Only a number is wanted here: the count of lines in the data below where the string "JSON" occurs.

Data records for software interfaces
⟨
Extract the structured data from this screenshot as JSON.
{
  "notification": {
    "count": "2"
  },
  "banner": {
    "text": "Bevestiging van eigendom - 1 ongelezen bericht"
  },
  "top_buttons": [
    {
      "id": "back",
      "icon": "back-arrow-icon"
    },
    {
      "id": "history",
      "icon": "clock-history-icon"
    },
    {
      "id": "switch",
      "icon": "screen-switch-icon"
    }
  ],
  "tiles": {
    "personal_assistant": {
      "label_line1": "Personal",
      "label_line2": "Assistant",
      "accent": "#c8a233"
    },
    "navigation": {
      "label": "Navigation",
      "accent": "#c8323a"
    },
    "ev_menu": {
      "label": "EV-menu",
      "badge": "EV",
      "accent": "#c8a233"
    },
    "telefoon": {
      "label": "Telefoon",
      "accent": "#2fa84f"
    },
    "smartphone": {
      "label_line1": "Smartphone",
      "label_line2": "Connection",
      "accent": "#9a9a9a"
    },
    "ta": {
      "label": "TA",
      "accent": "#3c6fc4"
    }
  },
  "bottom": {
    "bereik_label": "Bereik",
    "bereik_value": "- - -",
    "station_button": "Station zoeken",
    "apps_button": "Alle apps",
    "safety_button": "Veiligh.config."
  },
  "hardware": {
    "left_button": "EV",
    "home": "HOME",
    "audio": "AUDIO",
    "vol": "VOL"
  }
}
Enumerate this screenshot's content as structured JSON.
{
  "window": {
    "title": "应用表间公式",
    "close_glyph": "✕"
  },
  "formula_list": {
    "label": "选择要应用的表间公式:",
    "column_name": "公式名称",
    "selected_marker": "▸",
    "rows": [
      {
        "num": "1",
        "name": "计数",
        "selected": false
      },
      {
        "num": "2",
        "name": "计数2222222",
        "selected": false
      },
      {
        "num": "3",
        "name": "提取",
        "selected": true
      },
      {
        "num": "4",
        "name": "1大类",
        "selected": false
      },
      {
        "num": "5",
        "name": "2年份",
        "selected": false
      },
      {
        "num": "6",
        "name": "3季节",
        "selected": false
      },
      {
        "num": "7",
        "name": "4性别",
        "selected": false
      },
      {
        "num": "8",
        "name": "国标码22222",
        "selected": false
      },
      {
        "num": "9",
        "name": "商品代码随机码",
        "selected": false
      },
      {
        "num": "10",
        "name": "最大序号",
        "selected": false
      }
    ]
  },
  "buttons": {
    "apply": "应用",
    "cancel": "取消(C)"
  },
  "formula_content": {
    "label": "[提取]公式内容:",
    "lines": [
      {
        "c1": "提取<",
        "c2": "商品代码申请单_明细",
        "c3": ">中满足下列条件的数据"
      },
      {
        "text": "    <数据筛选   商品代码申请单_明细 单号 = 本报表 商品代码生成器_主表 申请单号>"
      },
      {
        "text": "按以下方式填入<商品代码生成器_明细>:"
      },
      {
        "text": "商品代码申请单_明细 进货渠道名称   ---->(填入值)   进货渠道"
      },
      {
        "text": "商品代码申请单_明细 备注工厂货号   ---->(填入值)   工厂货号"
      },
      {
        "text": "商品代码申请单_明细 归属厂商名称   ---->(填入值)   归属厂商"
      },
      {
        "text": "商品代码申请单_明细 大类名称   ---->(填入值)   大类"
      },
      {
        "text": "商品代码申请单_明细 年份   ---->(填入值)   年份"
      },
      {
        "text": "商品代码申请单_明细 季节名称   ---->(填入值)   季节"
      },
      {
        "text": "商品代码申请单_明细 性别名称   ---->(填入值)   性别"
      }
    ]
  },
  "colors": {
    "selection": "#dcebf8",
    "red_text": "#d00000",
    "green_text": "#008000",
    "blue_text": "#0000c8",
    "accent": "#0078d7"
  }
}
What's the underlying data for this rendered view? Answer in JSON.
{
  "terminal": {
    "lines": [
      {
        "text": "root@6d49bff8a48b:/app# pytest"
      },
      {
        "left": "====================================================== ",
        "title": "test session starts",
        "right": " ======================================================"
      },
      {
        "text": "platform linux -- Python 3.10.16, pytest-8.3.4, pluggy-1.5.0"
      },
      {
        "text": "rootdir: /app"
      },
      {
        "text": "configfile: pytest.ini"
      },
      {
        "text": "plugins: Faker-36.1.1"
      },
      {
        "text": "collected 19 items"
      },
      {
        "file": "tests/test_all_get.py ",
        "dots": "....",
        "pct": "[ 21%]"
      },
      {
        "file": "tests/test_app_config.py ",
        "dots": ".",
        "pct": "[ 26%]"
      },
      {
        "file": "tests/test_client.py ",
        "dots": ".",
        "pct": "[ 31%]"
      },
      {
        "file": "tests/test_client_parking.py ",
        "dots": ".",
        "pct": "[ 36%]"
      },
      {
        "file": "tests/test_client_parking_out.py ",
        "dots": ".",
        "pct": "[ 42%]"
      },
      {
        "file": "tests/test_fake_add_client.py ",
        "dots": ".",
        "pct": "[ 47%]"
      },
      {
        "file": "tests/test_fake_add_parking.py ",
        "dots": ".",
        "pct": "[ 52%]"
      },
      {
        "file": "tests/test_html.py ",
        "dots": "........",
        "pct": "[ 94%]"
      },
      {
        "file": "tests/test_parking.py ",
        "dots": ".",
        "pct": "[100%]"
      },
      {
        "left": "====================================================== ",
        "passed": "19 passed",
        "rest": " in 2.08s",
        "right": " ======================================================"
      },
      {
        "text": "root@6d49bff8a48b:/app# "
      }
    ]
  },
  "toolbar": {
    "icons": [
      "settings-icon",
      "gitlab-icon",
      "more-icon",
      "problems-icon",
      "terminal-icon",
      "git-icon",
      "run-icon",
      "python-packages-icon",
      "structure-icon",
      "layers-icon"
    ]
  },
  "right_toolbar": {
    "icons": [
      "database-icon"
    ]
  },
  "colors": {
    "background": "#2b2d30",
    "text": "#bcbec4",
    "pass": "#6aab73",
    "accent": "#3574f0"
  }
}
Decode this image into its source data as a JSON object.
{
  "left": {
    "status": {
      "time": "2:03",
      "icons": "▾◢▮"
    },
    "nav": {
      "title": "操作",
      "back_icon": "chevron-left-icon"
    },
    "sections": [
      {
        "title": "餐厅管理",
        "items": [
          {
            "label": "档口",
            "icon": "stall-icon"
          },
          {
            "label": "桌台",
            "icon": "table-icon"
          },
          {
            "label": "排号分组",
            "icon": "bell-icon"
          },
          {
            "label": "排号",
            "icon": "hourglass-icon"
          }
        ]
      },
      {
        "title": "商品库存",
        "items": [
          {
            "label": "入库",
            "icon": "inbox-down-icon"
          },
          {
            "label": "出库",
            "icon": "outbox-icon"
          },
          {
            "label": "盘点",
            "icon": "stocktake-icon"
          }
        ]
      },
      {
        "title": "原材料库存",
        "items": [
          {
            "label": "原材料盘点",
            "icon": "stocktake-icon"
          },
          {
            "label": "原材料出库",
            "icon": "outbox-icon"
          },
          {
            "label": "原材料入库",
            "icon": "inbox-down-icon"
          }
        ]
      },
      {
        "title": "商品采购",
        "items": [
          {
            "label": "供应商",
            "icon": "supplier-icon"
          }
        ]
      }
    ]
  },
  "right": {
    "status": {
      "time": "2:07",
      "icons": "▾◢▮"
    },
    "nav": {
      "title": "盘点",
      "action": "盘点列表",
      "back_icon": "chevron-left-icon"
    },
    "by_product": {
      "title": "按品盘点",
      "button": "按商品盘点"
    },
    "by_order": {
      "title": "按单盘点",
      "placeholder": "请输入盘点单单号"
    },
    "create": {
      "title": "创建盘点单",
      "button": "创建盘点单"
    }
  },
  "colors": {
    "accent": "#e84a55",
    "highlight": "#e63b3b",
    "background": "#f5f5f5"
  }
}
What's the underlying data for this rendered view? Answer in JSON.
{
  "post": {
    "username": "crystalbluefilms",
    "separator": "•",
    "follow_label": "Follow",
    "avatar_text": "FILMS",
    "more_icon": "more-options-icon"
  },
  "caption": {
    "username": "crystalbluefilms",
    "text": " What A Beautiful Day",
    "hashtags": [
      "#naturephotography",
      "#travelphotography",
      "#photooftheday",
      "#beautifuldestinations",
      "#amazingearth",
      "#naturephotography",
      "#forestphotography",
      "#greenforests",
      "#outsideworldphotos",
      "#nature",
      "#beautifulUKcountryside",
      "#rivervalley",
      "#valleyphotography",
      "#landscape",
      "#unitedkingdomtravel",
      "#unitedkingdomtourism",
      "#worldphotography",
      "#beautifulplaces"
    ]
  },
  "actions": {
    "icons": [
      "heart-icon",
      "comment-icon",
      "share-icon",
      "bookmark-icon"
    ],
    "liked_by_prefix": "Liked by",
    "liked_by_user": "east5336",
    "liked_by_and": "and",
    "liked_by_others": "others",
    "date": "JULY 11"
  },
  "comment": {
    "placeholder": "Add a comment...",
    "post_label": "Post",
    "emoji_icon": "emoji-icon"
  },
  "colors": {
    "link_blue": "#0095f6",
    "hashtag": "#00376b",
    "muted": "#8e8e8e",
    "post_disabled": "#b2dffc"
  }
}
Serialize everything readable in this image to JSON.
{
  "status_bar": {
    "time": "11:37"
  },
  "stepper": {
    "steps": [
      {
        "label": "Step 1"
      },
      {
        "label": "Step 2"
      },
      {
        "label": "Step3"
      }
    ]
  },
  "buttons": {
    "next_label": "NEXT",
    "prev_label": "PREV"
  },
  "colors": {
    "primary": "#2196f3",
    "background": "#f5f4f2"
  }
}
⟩
• **TASK RESULT**:
6